Today, the anniversary.
1,725 days missing.
Tidy the shoes. Polish the kettle.
Man outside, lurking. I know who he is Ė his type, at any rate.
Dust the shelves. Rearrange the ornaments.
The manís shout, inevitable, through the kitchen window. ĎHow are you coping, Mrs Dickson? Five years on. Tell us what itís been like for you.í
Shut the window. Stack the dishes. Sweep the floor.
Barricade the door against the emotion-feeding zombies, hungry for more, tearing at your flesh, sucking at your bones.
Push away the fear that engulfs your soul, carving a dark chasm into which all things fall, and fail ever to emerge.
Contain the fury so ever-present you are afraid you may spontaneously combust from the heat of its flickering flame.
Remember always to keep your arms folded over your chest when you walk to the shops, holding in your guts so they donít disgorge themselves all over the pavement, a violent, bloody mess.
Wonder again if it was puppies that he used. Or kittens? Thatís what they do, isnít it? Children, so tender-hearted, lured by the promise of innocent little faces nuzzling into the palm of their hand, trusting them to care.
See in your dreams her pale face at the top of the spiral staircase, towards which you run as fast as you can with clunking steps but which, as soon as you reach the top, is inexplicably nowhere to be seen.
Return to the route trodden so often, seeking the stray hair slide, bent piece of grass, tell-tale strip of fabric caught upon a branch.
Bottle up the howl that threatens to fling itself from your throat, anywhere, in the supermarket, in the queue at the post office, betraying the fact that you have now, officially, gone mad.
Know that guilt, after everything, is what remains, lapping at the edges of your consciousness like an oceanís inescapable tide.
You could have saved her.
You should have been there.
You were ten minutes late, having your hair done.
She always wanted a puppy.
Or a kitten.
You didnít want it ruining the furniture. Peeing on the carpet. Tearing up the grass.
How are you feeling, Mrs Dickson?
Our zombies, they need to know.
Hoover the stairs. Make your bed, careful to tighten the corners. Put on your hat. Check that the man outside got bored and didnít hang around. Head towards the route that leads past the school, into the meadow, through the woods and towards the reservoir, thinking last nightís rain might have dislodged something you missed before. Button coat, fold arms over chest, making sure your guts, fury, fear and howl are all safely in place, with no visible leaks.
At the end of the road, bump into Tom and his young daughter from next door.

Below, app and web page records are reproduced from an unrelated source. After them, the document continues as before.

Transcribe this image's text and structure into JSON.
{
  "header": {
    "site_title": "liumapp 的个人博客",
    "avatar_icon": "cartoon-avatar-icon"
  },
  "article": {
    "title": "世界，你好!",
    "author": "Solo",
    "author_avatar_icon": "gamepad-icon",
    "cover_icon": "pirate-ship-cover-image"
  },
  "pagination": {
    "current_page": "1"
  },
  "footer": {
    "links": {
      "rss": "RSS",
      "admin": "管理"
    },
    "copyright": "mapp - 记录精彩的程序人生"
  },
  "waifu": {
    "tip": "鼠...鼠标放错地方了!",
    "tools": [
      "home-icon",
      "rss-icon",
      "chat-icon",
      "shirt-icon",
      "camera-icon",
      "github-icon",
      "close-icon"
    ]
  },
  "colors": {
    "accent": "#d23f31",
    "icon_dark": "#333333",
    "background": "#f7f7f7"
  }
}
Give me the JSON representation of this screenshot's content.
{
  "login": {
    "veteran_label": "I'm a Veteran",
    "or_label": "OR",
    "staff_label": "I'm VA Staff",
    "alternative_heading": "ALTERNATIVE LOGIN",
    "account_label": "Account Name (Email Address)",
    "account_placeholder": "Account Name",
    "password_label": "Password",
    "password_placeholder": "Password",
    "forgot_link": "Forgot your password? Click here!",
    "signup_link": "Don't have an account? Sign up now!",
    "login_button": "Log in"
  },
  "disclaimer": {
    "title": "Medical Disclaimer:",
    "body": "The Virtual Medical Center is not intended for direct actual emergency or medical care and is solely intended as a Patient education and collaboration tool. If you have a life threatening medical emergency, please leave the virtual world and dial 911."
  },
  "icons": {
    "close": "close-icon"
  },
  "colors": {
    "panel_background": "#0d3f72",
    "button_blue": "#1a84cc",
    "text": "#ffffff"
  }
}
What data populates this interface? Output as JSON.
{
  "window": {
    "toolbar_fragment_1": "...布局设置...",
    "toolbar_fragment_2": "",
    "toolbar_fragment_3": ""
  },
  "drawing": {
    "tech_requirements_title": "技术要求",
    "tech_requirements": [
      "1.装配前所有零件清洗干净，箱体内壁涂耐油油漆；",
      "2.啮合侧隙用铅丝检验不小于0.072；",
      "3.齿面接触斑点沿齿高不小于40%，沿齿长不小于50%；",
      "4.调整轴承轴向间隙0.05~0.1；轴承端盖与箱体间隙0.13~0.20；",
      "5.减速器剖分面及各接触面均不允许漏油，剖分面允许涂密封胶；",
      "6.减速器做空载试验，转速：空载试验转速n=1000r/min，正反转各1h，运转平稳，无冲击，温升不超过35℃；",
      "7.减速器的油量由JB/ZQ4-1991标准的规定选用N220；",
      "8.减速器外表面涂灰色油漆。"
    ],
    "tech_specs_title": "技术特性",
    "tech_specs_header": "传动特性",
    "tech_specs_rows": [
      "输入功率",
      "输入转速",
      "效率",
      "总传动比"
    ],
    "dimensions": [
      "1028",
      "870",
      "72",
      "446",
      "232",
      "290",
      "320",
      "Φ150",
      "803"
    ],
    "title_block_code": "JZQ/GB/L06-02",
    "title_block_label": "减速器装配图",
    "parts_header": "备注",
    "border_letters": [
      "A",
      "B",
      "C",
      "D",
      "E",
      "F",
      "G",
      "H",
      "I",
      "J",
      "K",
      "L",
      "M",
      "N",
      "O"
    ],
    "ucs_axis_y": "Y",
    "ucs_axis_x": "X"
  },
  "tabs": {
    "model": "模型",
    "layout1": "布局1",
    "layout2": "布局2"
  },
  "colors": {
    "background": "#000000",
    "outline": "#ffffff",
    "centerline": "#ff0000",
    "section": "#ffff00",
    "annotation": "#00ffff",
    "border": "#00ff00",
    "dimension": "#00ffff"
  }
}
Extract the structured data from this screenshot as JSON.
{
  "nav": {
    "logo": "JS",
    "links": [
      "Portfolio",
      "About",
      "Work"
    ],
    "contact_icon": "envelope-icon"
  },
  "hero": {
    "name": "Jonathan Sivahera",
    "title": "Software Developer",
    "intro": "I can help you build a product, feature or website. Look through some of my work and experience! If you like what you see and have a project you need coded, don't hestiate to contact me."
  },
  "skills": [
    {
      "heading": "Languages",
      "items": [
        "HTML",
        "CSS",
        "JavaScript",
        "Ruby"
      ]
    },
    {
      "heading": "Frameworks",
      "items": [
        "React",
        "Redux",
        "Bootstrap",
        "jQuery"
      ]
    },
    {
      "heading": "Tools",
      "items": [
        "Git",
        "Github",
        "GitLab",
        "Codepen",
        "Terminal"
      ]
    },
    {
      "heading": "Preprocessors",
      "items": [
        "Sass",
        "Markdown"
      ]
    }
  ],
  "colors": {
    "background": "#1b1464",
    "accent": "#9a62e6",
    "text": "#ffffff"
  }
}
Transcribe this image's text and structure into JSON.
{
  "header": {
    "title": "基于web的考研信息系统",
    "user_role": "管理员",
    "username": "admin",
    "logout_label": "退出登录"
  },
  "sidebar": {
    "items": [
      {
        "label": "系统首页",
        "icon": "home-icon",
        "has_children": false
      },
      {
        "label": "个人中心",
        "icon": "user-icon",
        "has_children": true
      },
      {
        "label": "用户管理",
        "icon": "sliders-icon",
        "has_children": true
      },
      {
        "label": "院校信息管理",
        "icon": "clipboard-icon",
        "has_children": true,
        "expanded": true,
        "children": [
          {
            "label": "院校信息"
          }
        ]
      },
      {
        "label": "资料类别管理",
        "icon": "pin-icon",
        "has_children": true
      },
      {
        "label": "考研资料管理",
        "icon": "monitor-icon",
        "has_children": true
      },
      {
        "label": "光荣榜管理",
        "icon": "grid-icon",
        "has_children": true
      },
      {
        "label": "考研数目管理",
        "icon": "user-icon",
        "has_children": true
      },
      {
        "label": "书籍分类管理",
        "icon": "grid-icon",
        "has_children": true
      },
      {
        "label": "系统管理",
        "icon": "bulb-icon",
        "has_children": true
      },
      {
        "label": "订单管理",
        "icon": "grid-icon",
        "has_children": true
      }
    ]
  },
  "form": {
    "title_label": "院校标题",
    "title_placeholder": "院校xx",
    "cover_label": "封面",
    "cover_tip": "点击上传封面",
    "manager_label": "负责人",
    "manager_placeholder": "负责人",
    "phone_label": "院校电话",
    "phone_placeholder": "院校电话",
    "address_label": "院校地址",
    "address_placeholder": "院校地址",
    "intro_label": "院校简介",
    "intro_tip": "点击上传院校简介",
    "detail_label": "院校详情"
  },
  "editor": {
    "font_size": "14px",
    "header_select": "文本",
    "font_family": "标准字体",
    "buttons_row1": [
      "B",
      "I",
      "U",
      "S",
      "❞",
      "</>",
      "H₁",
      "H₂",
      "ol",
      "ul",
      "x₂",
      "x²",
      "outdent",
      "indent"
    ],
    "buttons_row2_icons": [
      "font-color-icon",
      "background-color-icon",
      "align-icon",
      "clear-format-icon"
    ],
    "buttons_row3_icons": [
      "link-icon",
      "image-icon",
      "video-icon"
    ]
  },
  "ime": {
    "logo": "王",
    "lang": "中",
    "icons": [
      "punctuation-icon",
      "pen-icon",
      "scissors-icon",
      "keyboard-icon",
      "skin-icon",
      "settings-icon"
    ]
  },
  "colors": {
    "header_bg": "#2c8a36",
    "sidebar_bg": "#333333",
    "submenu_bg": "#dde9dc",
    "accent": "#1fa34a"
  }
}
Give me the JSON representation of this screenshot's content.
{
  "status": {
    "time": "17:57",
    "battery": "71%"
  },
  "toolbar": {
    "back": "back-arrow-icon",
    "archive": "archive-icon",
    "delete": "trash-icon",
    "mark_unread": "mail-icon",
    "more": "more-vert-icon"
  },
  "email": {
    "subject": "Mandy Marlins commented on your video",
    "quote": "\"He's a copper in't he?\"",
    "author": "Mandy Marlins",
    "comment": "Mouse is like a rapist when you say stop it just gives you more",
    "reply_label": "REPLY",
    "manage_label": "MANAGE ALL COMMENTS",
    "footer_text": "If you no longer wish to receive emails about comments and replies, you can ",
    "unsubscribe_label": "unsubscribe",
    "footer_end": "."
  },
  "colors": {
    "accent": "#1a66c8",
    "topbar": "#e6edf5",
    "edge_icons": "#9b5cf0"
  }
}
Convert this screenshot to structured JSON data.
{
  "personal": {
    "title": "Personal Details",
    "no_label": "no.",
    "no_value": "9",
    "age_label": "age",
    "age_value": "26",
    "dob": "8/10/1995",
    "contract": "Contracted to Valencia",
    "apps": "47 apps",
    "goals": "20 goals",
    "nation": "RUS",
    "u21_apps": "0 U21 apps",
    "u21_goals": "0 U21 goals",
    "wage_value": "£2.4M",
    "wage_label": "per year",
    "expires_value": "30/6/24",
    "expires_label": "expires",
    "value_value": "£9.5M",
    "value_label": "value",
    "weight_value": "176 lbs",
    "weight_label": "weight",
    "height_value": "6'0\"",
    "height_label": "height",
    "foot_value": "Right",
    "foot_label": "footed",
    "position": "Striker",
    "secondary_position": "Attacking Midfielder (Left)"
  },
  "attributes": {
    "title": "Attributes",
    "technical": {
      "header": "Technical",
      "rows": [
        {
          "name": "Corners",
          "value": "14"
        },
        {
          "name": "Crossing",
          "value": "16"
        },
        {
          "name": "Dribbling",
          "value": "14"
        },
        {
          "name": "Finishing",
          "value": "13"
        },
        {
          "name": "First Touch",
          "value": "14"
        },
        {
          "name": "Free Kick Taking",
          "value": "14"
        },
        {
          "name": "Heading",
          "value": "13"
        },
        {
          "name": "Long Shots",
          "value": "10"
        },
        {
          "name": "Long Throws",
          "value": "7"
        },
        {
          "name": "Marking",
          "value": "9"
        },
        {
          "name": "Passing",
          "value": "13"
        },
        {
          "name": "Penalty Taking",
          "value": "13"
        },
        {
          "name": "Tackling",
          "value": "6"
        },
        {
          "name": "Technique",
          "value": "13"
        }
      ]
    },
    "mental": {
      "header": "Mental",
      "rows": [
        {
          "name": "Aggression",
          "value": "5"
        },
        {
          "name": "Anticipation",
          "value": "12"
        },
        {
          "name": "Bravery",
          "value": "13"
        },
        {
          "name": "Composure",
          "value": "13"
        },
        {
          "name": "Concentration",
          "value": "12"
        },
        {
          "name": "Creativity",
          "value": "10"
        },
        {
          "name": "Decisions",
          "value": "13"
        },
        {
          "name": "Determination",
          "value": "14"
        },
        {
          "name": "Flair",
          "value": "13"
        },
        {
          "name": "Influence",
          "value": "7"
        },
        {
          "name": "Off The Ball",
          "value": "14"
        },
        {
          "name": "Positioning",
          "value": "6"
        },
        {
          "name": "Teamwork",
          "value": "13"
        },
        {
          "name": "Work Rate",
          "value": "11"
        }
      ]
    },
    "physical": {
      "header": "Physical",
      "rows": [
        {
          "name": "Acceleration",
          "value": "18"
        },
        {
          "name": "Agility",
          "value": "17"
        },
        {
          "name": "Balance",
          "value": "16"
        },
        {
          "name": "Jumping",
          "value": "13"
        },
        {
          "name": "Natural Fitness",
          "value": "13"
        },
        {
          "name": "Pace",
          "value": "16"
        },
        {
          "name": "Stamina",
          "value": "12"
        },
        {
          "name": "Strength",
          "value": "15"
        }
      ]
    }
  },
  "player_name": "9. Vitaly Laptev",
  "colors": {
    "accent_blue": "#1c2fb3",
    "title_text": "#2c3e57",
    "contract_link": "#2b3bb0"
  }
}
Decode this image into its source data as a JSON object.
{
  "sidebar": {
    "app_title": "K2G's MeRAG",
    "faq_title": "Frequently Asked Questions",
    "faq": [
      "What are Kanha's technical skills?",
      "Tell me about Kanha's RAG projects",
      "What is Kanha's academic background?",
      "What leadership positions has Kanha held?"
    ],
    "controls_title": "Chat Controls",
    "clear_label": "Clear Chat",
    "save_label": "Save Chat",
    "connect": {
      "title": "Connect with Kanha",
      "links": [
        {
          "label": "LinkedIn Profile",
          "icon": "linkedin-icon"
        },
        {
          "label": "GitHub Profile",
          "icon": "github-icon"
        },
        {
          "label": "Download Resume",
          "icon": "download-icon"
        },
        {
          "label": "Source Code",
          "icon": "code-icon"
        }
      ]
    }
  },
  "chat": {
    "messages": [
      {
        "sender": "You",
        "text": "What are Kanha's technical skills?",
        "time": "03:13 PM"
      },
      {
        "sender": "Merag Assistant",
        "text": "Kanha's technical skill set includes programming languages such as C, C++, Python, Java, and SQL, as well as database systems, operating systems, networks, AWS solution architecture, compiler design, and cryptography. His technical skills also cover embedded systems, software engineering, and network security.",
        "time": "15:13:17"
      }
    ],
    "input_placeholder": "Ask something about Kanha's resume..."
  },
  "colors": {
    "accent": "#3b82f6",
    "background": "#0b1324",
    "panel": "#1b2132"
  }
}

She has a pretty smile, and no longer asks me where Tilly is.
Fine, thanks, I say. Yes, indeed, a lovely day for a stroll.††